The Silla realised that to survive they were going to have to modernise their fighting force. No doubt heavily influenced by the resident Sonbae, they embarked on a programme of warrior training centered around elite troops called the Hwarang. Boys as young as twelve were selected to be members of the Hwarang, where they were trained in the liberal arts such as philosophy, history and ethics. Additionally the Hwarang learnt horsemanship, archery, weapons skills and unarmed fighting. In this last discipline the Silla extended Taekkyon’s kick-centric syllabus to include hand strikes and grappling, which came to be known as Subak. This is taken a generalised term for unarmed Korean martial arts and thus can be considered the foundation of modern day Taekwondo.

Take a look at this martial arts video of modern Taekkyon to see for yourself some of the incredible flying kicks.

The decline of Korean Martial Arts

Ravaged by years of war, internal conflict and Mongol invasion, the Goguryeo Kingdom finally crumbled, giving way to the Kingdom of Joseon. The Joseon dynasty consolidated Korea into a single entity and lasted 500 years until the Japanese took control of Korea in 1910.

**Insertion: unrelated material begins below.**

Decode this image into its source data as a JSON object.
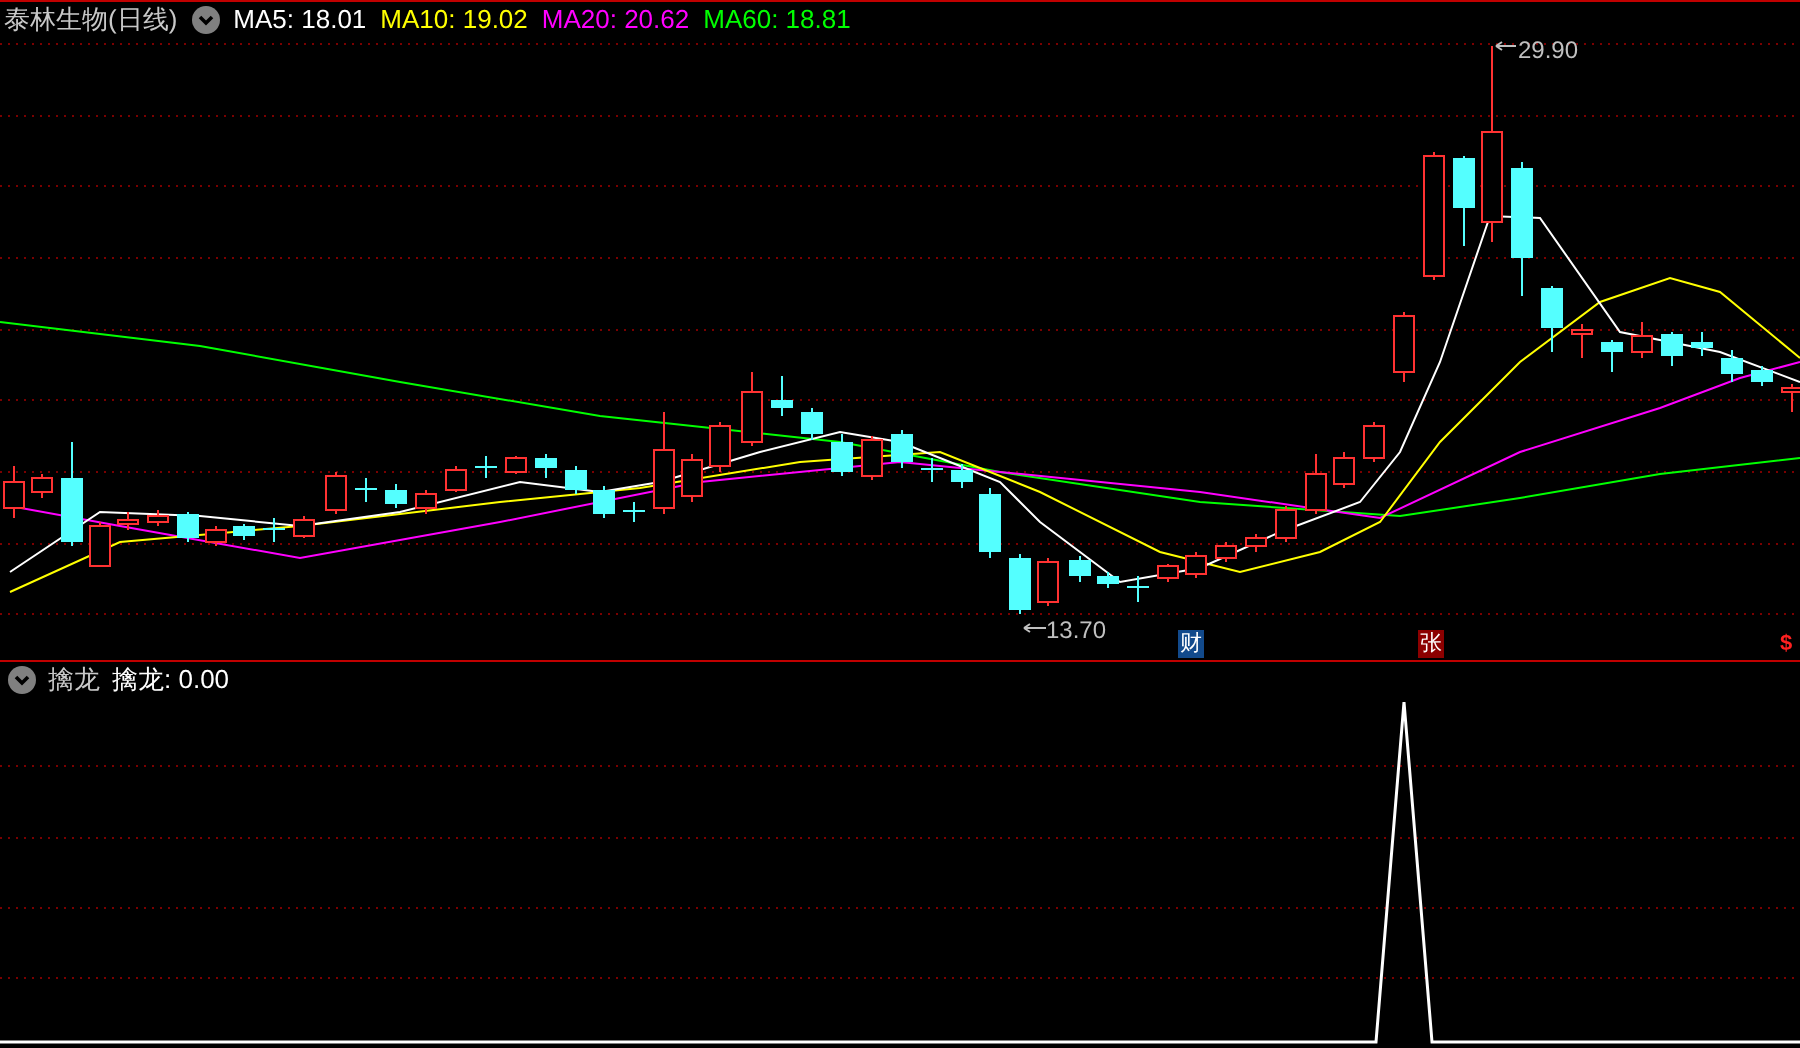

During the Joseon reign, Korean martial arts suffered. The Neo-Confucian principles upon which orderly conduct was based subjugated martial training to the domain of the military, banning it from popular use. Official Subak matches were held and after three successive wins a fighter was allowed to join the military. Nevertheless, Korean martial arts did survive during this period, being kept alive in folk culture where unsanctioned matches featuring Taekkyon and Ssireum (Korean wrestling) would take place at village markets and celebration days.

The influence of other martial arts

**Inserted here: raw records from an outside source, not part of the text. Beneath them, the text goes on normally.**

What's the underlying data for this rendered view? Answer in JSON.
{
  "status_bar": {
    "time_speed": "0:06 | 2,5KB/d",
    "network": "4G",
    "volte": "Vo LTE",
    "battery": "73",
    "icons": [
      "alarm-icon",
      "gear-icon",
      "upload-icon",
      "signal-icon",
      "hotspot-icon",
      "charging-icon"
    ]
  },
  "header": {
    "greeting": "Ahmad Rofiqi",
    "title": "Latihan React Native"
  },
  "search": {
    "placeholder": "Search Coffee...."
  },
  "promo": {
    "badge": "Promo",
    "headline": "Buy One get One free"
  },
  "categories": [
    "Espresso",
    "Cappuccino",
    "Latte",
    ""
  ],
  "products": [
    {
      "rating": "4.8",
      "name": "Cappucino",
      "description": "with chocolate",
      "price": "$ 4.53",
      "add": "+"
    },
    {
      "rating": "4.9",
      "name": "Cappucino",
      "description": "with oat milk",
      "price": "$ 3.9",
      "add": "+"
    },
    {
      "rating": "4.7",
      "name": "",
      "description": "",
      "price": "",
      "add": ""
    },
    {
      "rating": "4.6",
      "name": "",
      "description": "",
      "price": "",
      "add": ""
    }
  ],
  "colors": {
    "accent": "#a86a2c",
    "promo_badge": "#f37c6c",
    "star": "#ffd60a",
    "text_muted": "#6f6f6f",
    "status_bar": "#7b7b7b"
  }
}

Taekkyon suffered even worse treatment under the hands of the Japanese, as it was officially banned during the occupation between 1910 and 1945. The Japanese attempted to eradicate every trace of Korean culture, replacing it with their own. Again Korean martial arts were driven underground where it survived in folk customs and secret training groups. However, during this period, Korean martial artists were heavily influenced by Japanese martial arts, such as Karate and Jiu-jitsu, and to a lesser extent Chinese disciplines, such as Kung-fu.

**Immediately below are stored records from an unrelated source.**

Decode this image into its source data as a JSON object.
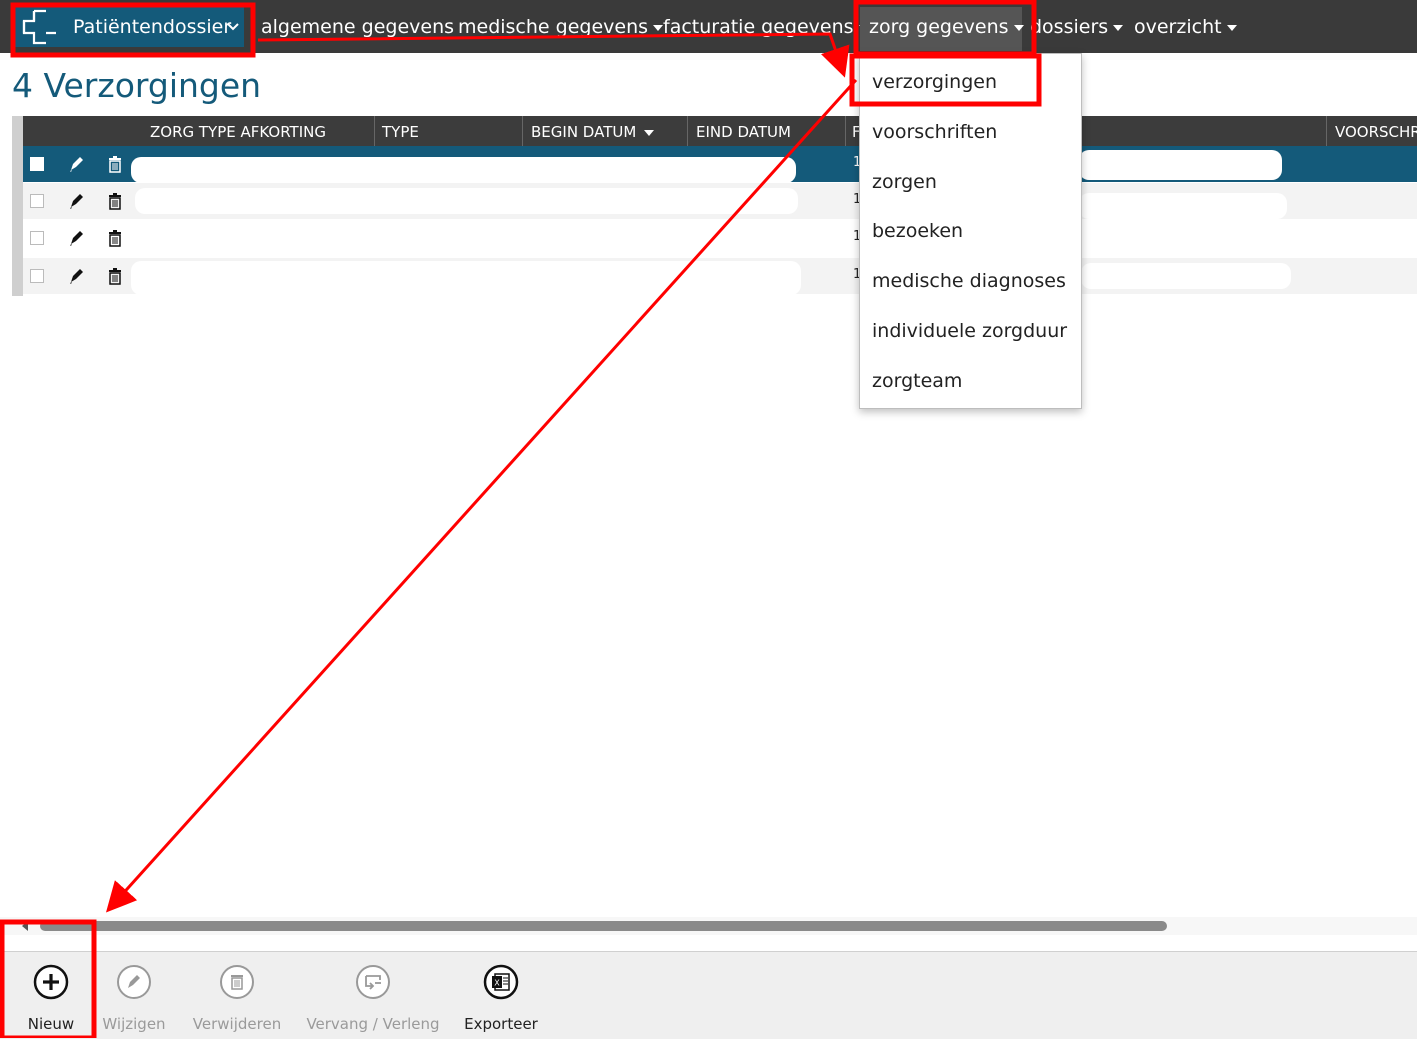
{
  "nav": {
    "brand": "Patiëntendossier",
    "items": [
      {
        "label": "algemene gegevens"
      },
      {
        "label": "medische gegevens"
      },
      {
        "label": "facturatie gegevens"
      },
      {
        "label": "zorg gegevens"
      },
      {
        "label": "dossiers"
      },
      {
        "label": "overzicht"
      }
    ]
  },
  "page": {
    "title": "4 Verzorgingen"
  },
  "grid": {
    "columns": [
      "ZORG TYPE AFKORTING",
      "TYPE",
      "BEGIN DATUM",
      "EIND DATUM",
      "F",
      "VOORSCHR"
    ],
    "sorted_column": "BEGIN DATUM",
    "rows": [
      {
        "selected": true,
        "num": "1"
      },
      {
        "selected": false,
        "num": "1"
      },
      {
        "selected": false,
        "num": "1"
      },
      {
        "selected": false,
        "num": "1"
      }
    ]
  },
  "dropdown": {
    "items": [
      "verzorgingen",
      "voorschriften",
      "zorgen",
      "bezoeken",
      "medische diagnoses",
      "individuele zorgduur",
      "zorgteam"
    ],
    "highlighted": "verzorgingen"
  },
  "toolbar": {
    "buttons": [
      {
        "label": "Nieuw",
        "icon": "plus-circle-icon",
        "enabled": true
      },
      {
        "label": "Wijzigen",
        "icon": "pencil-circle-icon",
        "enabled": false
      },
      {
        "label": "Verwijderen",
        "icon": "trash-circle-icon",
        "enabled": false
      },
      {
        "label": "Vervang / Verleng",
        "icon": "replace-circle-icon",
        "enabled": false
      },
      {
        "label": "Exporteer",
        "icon": "excel-icon",
        "enabled": true
      }
    ]
  },
  "annotations": {
    "color": "#ff0000"
  }
}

Many Koreans achieved high grades in these foreign systems and after the end of World War II, in a now free Korea, martial arts schools (kwans) opened up under new names such Tang Soo Doo. These new styles synthesized traditional Korean martial arts with foreign influences, they were named as followed:

  • Chung Do Kwan
  • Moo Duk Kwan
  • Yun Moo Kwan
  • Chang Moo Kwan
  • Oh Do Kwan
  • Ji Do Kwan
  • Chi Do Kwan
  • Song Moo Kwan

The emergence of modern Taekwondo

By the end of the Korean War in 1953, nine different kwans had opened up. Dissatisfied with the fragmented system, the president called for the kwans to unite under a single name and put their differences aside. Following a variety of submissions, the word Taekwondo was accepted by a governmental committee on the 11th of April 1955.

The Korean Taekwondo Association (KTA) was formalised four years later to represent the art worldwide. Shortly thereafter, Taekwondo became popular in the United States. However, the attempt at unification was failing, as different styles of Taekwondo were being taught by different kwans. The KTA faltered, was renamed and replaced.

Finally in 1972, the Kukkiwon (which translates as National Training Centre) was founded. The Kukkiwon exists today as the global Taekwondo headquarters. It regulates and oversees Taekwondo training, teacher certification and the Taekwondo syllabus.

In 1973 the World Taekwondo Federation was formed to organise and oversee Taekwondo competitions worldwide and the Olympic committee recognised it as the sport’s governing body. Taekwondo was first seen as a demonstration event in the 1988 Seoul Olympics. It was made a full medal event 2 years later in Sydney. Olympic Taekwondo is limited to sparring – no patterns, breaking or other elements of the syllabus are included. Outside the Olympic circuit though, Taekkyon has enjoyed something of a revival in Korea and survives largely free from foreign influences; a testament to the unique attributes of Taekwondo and its durability.